Following a raft of online leaks, rumors, and frequent speculation, HTC today officially unveiled its HTC One (M8) smartphone, a powerful followup to its well received HTC One (M7). This is HTC's newest flagship handset and while it retains a metal unibody design, HTC included subtle touches that separate the M8 from the M7, such as a design that tapers to thinner edges and softer corners intended to give users a smooth, more natural grip.
Microsoft and Nokia are both anxious to finalize a $7.2 billion transaction in which the former will become the new owner of substantially all of the latter's Devices and Services business, but not all regulatory authorities around the world are quite as excited. Specifically, certain antitrust authorities in Asia are still conducting a review and it's now expected the deal will become finalized in April.
At least two handset makers are said to have free access to Windows Phone licenses
While various bean counters may disagree on the exact numbers, all of them have Android and iOS dominating the smartphone market. Microsoft would like nothing more than for its Windows Phone platform to at least be in the hunt, though as it stands, Windows Phone and BlackBerry are in a dogfight for a distance third place finish behind the big two. That being the case, Microsoft is reportedly offering free Windows Phone licenses to select handset makers.
This summer could see the launch of a smartphone running both Windows and Android
Can't decide between Windows Phone or Android?
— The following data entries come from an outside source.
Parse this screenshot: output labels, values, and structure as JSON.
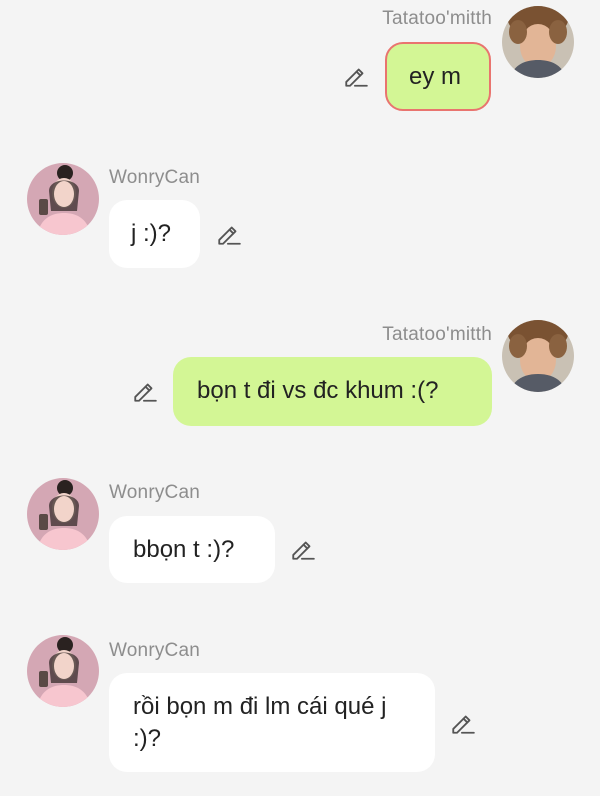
{
  "messages": [
    {
      "sender": "Tatatoo'mitth",
      "text": "ey m",
      "side": "right"
    },
    {
      "sender": "WonryCan",
      "text": "j :)?",
      "side": "left"
    },
    {
      "sender": "Tatatoo'mitth",
      "text": "bọn t đi vs đc khum :(?",
      "side": "right"
    },
    {
      "sender": "WonryCan",
      "text": "bbọn t :)?",
      "side": "left"
    },
    {
      "sender": "WonryCan",
      "text": "rồi bọn m đi lm cái qué j :)?",
      "side": "left"
    }
  ],
  "colors": {
    "background": "#f4f4f4",
    "my_bubble": "#d3f695",
    "other_bubble": "#ffffff",
    "highlight_border": "#e9746f",
    "name_text": "#8d8d8d"
  },
  "icons": {
    "edit": "pencil-edit-icon"
  }
}
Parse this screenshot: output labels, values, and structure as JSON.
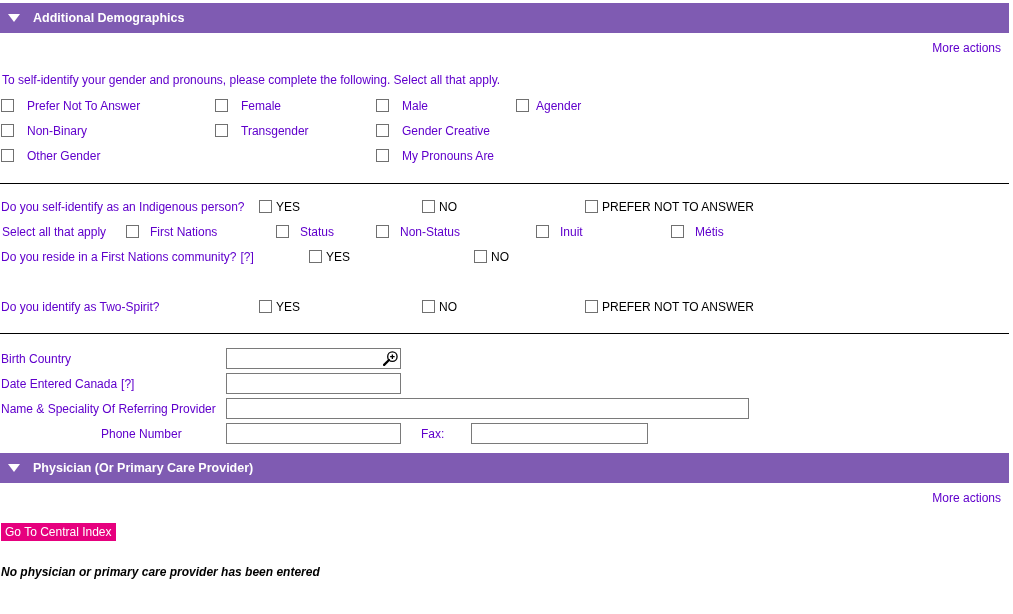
{
  "sections": [
    {
      "kind": "demographics",
      "title": "Additional Demographics",
      "expanded": true,
      "more_actions": "More actions",
      "gender": {
        "prompt": "To self-identify your gender and pronouns, please complete the following. Select all that apply.",
        "columns": [
          [
            {
              "label": "Prefer Not To Answer",
              "checked": false
            },
            {
              "label": "Non-Binary",
              "checked": false
            },
            {
              "label": "Other Gender",
              "checked": false
            }
          ],
          [
            {
              "label": "Female",
              "checked": false
            },
            {
              "label": "Transgender",
              "checked": false
            }
          ],
          [
            {
              "label": "Male",
              "checked": false
            },
            {
              "label": "Gender Creative",
              "checked": false
            },
            {
              "label": "My Pronouns Are",
              "checked": false
            }
          ],
          [
            {
              "label": "Agender",
              "checked": false
            }
          ]
        ]
      },
      "indigenous": [
        {
          "kind": "question",
          "label": "Do you self-identify as an Indigenous person?",
          "options": [
            {
              "label": "YES",
              "checked": false
            },
            {
              "label": "NO",
              "checked": false
            },
            {
              "label": "PREFER NOT TO ANSWER",
              "checked": false
            }
          ]
        },
        {
          "kind": "multi",
          "label": "Select all that apply",
          "options": [
            {
              "label": "First Nations",
              "checked": false
            },
            {
              "label": "Status",
              "checked": false
            },
            {
              "label": "Non-Status",
              "checked": false
            },
            {
              "label": "Inuit",
              "checked": false
            },
            {
              "label": "Métis",
              "checked": false
            }
          ]
        },
        {
          "kind": "question",
          "label": "Do you reside in a First Nations community?",
          "help": "[?]",
          "options": [
            {
              "label": "YES",
              "checked": false
            },
            {
              "label": "NO",
              "checked": false
            }
          ]
        }
      ],
      "two_spirit": {
        "kind": "question",
        "label": "Do you identify as Two-Spirit?",
        "options": [
          {
            "label": "YES",
            "checked": false
          },
          {
            "label": "NO",
            "checked": false
          },
          {
            "label": "PREFER NOT TO ANSWER",
            "checked": false
          }
        ]
      },
      "fields": [
        {
          "kind": "lookup",
          "label": "Birth Country"
        },
        {
          "kind": "short",
          "label": "Date Entered Canada",
          "help": "[?]"
        },
        {
          "kind": "long",
          "label": "Name & Speciality Of Referring Provider"
        },
        {
          "kind": "pair",
          "label": "Phone Number",
          "second_label": "Fax:"
        }
      ]
    },
    {
      "kind": "physician",
      "title": "Physician (Or Primary Care Provider)",
      "expanded": true,
      "more_actions": "More actions",
      "button": "Go To Central Index",
      "message": "No physician or primary care provider has been entered"
    }
  ]
}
Perhaps soon you won't have to. Mobile phone maker Karbonn Mobiles is said to be fairly close to finishing a dual-OS handset that will run both Android and Windows Phone platforms. Assuming everything goes to plan -- Karbonn Mobiles said it already signed a licensing agreement with Microsoft -- the dual-booting smartphone will launch by June of this year.
As expected, Samsung introduced its Galaxy S5 smartphone at Mobile World Congress in Barcelona, a handset that represents an attempt at returning "back to basics" with a focus on capabilities that consumers want most, the South Korean phone maker said. It starts with a big size display -- a 5.1-inch Full HD 1080p (1920x1080) Super AMOLED powered by a peppy 2.5GHz quad-core processor.
Mobile World Congress kicks off today, which means a bevy of mobile announcements this week. It starts with Lenovo, the world's top PC company, announcing three new smartphones as part of its S series. They include the S860, S850, and S660, all three of which come equipped with a quad-core processor and longer battery life than Lenovo's previous generation models, the company says.
When new camera technology appears first in smartphones instead of in cameras, it’s yet another sign that mobile computing is driving innovation. Development dollars tend to favor the most popular or most profitable products, and right now smartphones and tablets are getting beaucoups love.
Note: This column first appeared in the November issue of the magazine.
Expand your Facebook experience with additional apps
Facebook Home failed to catch on the way it was anticipated to, so it appears Facebook is investigating other venues to keep the brand afloat while making it easier for users to access their profile and other information. It looks like the advent of standalone Facebook apps may be upon us.
Wireless carriers are currently engaged in a high stakes game of one-upmanship as they each try to add more subscribers by offering increasingly tantalizing offers. Sprint's strategy was literally called "One Up," the name it gave to an early upgrade program it introduced just four months ago. One Up customers could purchase an eligible smartphone with no down payment (depending on the device) and spread out the full retail cost over 24 monthly installment payments. In exchange, One Up customers could upgrade their handset every 12 months and start the process anew. Now the program is no more.
All is fair in love and war, and even though AT&T once tried courting T-Mobile to the tune of $39 billion before regulators shot down the deal, these one-time wireless BFFs are back to being rivals. In case you thought AT&T might go soft on T-Mobile, the former isn't pulling any punches on the latter, having today announced it will pay T-Mobile subscribers up to $450 per line if they switch.